Regeneration of the nerves inside the spinal cord itself after injury, a far more complex challenge, is coming closer to fruition as a Canadian company I have partnered with is tasked with developing my discoveries with the goal of conducting human clinical trials. My team at Case Western Reserve University Medical School and I are working to understand why nerves that are damaged through spinal injury don’t regenerate and to identify non-invasive, easy-to-administer strategies that can promote robust functional recovery.

Can Damaged Nerves Regrow?

My research began by investigating whether it was even possible for an adult nerve cell to regrow within the environment of the damaged adult spinal cord. It had long been thought that this was impossible. Nerve cells consist of elaborate long extensions (axons) that grow out from the main cell body. It is these axons that make the connections called synapses with other nerve cells, and it is the axons within the spinal cord that are severed when the bony spine is impelled into the cord when it is violently broken. Axons can be incredibly lengthy, some reaching almost the entire span of our bodies. One challenge for researchers working in the field of spinal injury was to determine whether damaged axons have the intrinsic capacity (i.e., a strong enough growth motor) so that, in principle, they had at least the potential to replace the damaged ones.

My team and I found that this was possible, even long after the damage had occurred. To demonstrate this, we conducted a simple experiment. First, we purified in cell culture, fully adult nerve nells that were genetically prelabelled with a fluorescent protein so that the cells could be easily visualised. The first step served not only to harvest the nerve cells but also to cut all the axons away from the cell bodies that, nevertheless, remain alive. Next, we collected the axon-less nerve cell bodies and very gently re-implanted them into the pre-lesioned spinal cord of an unlabelled adult host animal so as not to create any damage or scarring at the implant site.

It was a huge surprise to the scientific community when we found that axons could, indeed, grow robustly in the spinal cord and reach out quickly over long distances. However, we also found that when the new axons reached the area of severe lesion damage and scarring, they stopped growing abruptly and started to deteriorate.

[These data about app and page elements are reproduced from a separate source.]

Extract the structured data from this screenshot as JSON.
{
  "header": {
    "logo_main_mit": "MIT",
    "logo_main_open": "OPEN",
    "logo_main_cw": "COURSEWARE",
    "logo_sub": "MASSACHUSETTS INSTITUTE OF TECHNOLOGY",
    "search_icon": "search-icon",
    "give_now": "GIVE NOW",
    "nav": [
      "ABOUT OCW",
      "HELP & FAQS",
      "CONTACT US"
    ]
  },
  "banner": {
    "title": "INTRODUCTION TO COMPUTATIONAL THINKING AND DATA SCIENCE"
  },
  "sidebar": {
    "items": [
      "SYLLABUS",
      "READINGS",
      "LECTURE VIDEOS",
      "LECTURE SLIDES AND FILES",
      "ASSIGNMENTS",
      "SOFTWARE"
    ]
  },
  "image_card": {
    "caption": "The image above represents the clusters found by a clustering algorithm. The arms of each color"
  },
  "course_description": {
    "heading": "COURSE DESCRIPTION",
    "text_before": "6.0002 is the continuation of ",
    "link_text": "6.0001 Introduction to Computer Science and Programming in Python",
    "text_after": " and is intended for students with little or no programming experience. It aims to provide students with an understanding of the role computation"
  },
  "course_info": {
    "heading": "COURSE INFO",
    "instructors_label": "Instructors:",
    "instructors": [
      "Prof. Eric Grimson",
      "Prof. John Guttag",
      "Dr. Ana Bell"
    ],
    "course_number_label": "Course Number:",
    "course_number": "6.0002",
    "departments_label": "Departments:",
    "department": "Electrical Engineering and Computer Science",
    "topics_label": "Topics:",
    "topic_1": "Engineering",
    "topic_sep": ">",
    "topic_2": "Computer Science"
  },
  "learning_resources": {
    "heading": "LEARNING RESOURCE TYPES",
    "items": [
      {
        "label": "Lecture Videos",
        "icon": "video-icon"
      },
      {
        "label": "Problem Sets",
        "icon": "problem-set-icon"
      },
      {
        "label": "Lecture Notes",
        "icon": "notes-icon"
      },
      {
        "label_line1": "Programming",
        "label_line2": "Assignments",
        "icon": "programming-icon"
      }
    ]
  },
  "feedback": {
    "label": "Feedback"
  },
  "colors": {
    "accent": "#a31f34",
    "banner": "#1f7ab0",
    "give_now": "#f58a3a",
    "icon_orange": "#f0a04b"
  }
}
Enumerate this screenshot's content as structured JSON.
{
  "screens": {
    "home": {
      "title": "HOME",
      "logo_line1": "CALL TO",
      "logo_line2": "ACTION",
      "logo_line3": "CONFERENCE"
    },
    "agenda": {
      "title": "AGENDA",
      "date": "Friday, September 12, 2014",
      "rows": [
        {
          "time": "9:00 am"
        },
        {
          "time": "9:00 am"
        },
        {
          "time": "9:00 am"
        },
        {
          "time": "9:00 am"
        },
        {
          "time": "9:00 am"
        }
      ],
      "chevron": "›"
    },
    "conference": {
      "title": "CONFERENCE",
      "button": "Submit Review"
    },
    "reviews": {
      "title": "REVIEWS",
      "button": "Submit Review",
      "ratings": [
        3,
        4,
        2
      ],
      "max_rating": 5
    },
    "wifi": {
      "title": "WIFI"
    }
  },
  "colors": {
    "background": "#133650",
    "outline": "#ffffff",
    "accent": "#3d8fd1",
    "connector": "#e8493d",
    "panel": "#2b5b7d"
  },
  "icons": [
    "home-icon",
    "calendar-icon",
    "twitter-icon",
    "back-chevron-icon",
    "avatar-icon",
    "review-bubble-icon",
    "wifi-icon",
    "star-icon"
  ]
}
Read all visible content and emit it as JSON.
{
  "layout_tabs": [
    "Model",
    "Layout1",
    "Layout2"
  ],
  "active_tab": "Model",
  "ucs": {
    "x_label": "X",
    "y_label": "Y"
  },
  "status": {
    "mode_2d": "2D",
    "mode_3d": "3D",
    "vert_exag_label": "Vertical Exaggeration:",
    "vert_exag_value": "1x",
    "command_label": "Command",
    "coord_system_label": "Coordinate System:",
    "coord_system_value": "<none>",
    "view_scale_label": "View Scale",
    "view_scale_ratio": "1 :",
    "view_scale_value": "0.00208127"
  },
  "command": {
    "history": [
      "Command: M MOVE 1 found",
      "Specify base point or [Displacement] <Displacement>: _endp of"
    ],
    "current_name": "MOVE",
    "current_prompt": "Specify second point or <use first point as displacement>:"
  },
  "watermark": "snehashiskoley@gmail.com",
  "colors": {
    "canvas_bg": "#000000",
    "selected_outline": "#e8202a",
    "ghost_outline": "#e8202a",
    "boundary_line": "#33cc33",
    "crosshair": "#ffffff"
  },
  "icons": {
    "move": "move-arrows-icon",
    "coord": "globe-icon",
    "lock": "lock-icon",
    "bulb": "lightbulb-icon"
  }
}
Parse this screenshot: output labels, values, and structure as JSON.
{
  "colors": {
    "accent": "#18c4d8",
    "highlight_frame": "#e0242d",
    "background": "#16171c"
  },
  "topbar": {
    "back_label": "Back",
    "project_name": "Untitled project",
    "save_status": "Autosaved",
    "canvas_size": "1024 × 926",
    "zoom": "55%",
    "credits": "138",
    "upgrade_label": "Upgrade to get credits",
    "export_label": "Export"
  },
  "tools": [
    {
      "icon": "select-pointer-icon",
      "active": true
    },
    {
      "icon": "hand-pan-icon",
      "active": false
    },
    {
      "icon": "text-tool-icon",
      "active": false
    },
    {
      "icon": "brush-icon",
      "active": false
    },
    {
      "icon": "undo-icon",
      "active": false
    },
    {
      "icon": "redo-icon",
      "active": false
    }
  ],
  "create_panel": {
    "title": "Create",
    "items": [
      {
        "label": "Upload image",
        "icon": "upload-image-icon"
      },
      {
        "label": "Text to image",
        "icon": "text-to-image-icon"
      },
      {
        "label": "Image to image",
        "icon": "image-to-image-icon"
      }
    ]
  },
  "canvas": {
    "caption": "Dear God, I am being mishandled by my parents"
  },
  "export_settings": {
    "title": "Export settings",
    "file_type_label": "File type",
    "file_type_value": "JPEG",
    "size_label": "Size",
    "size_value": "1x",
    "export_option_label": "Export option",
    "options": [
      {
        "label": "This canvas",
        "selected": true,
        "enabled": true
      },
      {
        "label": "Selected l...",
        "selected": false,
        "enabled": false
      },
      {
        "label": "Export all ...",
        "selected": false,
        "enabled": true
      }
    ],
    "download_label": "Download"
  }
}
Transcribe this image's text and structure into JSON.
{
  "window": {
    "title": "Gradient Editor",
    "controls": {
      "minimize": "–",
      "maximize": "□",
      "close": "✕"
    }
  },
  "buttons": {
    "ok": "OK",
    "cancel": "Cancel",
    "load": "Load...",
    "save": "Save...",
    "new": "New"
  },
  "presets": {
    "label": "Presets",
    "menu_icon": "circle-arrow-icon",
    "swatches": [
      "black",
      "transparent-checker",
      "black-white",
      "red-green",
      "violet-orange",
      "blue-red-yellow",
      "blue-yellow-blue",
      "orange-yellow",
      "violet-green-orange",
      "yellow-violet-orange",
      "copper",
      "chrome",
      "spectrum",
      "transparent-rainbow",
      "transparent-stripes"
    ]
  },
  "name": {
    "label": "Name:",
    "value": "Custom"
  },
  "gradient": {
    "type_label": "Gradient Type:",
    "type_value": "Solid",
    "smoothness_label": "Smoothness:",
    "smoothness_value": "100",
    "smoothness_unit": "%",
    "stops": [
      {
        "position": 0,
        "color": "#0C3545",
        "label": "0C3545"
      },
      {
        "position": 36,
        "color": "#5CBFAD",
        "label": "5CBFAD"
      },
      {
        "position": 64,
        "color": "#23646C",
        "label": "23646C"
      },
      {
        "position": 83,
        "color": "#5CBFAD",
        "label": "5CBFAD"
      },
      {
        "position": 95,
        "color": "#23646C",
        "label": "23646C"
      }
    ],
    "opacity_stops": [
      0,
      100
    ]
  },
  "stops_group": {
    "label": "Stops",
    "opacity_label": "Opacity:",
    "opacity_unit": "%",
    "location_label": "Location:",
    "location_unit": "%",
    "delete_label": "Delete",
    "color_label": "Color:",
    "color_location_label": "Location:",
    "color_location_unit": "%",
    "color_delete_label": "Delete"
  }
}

We suspected that there was some sort of chemical produced by the scar tissue around the break itself that was hostile to axons and stops even exuberantly growing new ones from extending further.